Persona Non Grata, Christoph Doering, 1981, 16 min. Super-8 on video, West Germany
The world at war runs over a TV screen in an empty space. While the light sets over the city, a young man eventually takes the TV and throws it out of the window. This is the moment for him to head out into the dark, ecstatic jungle of the night, with punk music, drugs and wild drives over the city’s highway. The films of Christoph Doering, who was member of the artist group Notorische Reflexe, are key to West-Berlin’s notorious Super-8 avant-garde of the early 1980s.
Kreuzberger Frauen, Klaus Beyer, 1983, 3 min. Super-8 on video, West Germany

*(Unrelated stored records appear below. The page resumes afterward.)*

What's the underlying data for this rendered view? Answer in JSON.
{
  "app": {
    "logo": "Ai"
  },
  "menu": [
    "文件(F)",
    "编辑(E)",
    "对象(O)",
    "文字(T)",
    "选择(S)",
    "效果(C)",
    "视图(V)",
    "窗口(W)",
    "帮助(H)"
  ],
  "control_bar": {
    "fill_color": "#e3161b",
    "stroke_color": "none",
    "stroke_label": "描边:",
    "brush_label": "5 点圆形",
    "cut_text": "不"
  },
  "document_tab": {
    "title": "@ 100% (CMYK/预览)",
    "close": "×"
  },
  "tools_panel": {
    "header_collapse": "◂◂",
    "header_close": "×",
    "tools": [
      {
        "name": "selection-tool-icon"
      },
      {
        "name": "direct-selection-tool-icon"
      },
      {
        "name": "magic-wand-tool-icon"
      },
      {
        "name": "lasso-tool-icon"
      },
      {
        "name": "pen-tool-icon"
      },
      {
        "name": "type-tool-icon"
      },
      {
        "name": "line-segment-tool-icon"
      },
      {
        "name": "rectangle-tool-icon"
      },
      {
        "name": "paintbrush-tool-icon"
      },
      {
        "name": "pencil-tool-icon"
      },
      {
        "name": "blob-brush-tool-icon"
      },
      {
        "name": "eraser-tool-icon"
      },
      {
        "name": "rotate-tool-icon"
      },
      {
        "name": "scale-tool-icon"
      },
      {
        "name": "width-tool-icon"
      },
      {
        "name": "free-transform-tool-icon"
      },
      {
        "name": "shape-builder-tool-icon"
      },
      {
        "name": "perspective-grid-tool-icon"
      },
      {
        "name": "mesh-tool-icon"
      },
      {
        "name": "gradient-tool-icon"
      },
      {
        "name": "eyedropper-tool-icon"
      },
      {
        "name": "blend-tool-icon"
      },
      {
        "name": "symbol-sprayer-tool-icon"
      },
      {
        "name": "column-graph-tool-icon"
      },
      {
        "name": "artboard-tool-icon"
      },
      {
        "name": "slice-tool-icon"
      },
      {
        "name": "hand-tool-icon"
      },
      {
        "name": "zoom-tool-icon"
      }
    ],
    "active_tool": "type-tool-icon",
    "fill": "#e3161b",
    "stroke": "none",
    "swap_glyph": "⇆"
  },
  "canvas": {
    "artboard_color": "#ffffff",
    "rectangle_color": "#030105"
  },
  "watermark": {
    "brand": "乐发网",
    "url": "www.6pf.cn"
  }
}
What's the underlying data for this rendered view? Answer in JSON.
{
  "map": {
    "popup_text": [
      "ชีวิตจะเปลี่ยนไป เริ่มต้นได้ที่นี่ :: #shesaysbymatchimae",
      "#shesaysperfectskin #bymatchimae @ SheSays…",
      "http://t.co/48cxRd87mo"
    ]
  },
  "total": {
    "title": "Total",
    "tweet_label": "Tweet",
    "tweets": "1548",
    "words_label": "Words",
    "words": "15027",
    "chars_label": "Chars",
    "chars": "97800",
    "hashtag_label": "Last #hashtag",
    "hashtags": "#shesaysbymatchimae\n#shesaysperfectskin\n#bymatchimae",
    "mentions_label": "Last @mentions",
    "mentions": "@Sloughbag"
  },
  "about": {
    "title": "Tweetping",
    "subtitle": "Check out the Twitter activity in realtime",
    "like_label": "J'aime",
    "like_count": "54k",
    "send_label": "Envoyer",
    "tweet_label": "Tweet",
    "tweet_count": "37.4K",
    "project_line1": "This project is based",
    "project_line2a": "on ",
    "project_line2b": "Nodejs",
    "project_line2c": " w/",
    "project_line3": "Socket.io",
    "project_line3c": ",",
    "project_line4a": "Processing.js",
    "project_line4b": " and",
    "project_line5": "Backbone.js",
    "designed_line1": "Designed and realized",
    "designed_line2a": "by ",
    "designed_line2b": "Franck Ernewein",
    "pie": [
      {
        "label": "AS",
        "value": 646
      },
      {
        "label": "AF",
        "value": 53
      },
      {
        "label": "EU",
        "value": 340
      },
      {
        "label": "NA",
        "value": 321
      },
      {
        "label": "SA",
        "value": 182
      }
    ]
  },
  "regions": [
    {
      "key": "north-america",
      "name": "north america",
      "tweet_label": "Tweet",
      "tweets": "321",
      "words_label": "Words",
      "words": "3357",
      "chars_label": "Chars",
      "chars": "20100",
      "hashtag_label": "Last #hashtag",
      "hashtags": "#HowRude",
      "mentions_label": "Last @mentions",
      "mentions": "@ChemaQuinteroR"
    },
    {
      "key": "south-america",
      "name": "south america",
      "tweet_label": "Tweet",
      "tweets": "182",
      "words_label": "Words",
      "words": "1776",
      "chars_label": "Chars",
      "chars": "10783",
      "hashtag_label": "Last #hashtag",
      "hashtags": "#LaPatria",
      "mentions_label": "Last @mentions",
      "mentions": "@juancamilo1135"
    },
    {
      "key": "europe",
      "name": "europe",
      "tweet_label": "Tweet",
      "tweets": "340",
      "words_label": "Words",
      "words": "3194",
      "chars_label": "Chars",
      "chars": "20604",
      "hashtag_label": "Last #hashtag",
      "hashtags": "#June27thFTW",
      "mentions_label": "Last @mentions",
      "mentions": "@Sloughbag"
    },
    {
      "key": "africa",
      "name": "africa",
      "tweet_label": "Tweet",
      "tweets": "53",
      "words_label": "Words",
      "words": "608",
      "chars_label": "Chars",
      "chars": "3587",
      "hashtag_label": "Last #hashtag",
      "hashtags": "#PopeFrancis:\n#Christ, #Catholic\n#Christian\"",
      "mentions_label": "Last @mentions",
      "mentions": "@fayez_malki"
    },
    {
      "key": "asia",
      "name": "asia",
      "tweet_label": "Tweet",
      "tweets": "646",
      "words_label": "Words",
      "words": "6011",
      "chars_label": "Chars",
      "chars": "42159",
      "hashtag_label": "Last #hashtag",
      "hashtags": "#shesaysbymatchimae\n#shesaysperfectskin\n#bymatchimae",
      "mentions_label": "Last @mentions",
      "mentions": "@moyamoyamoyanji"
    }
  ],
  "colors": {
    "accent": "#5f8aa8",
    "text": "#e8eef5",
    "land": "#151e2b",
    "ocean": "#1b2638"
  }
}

Klaus Beyer is candlemaker by profession. His real life though starts after work, when he writes texts, makes music, and edits movies. He mostly performs himself in front of the Super-8 camera in his one room apartment or sings badly in public. Following the motto “Do-it-yourself is beautiful”, Beyer created a film ouevre of fascinating naivity and oustanding trash aesthetics. With his gorgeously funny short Kreuzberger Frauen (Kreuzberg Women), he appropriates the 1978 popular song and German number one hit Kreuzberger Nächte (Kreuzberg Nights) of the Blattschuß Brothers.
Die Botschaft (Totentanz 8 ), Michael Brynntrup, 1989, 10 min. 16mm, West Germany
Michael Brynntrup’s cycle Totentänze (Dances Of Death) centers around an actor or performance artist. In Die Botschaft (The Message) it is Valerie Caris-Ruhnke who moves through the abondoned ruins of the Italian Embassy in Berlin, while throwing about herself downy feathers taken from the cage of the horn of plenty. Finally she sits on a balustrade with the cage of feathers between herself and a skull. The end of the film shows an erotic encounter, a French kiss with death.
Naturkatastrophenkonzert, Die Tödliche Doris,1983, 3 min. video, West Germany
On a sand heap in front of the Berlin Wall, Die Tödliche Doris stages their Naturkatastrophenkonzert (Concert Of Natural Disasters), shot on video for West German TV: after the microphone has been set on fire, short musical pieces are played in an overly amateurish fashion. The group around Wolfgang Müller, Käthe Kruse and Nikolaus Utermöhlen existed from 1980–87, and represented one of West-Berlin’s most idiosyncratic artistic formations that mixed music, art, performance, and film.
Programme 3: OKAY OKAY. Der moderne Tanz
OKAY OKAY. Der moderne Tanz, Christoph Dreher, Heiner Mühlenbrock, 1980, 90 min. 16mm, West Germany
Produced at the German Film and Television Academy in Berlin (dffb), OKAY OKAY. Der moderne Tanz (OKAY OKAY. The modern dance) is a music film in its best sense: a timeless selection of punk, post-punk and new wave songs (amongst others Pere Ubu, Throbbing Gristle, Wire, The Red Crayola) greatly defines the mood and rhythm of the film. With each new title, Christoph Dreher and Heiner Mühlenbrock introduce a new situation or locality, mostly comprising fragments of a men made world empty of people: waste sites, park garages, industrial chimneys, and run down housing blocks. From these post-apocalyptic landscapes both, the music and film, draw their energy and living resistance.
Further screenings of Screaming City: West-Berlin 1980s will be held at La Sala Rosa in Montréal, in collaboration with Double Negative and Articule, and at Available Light Screening Collective in Ottawa.
Presented with the support of Goethe-Institut Toronto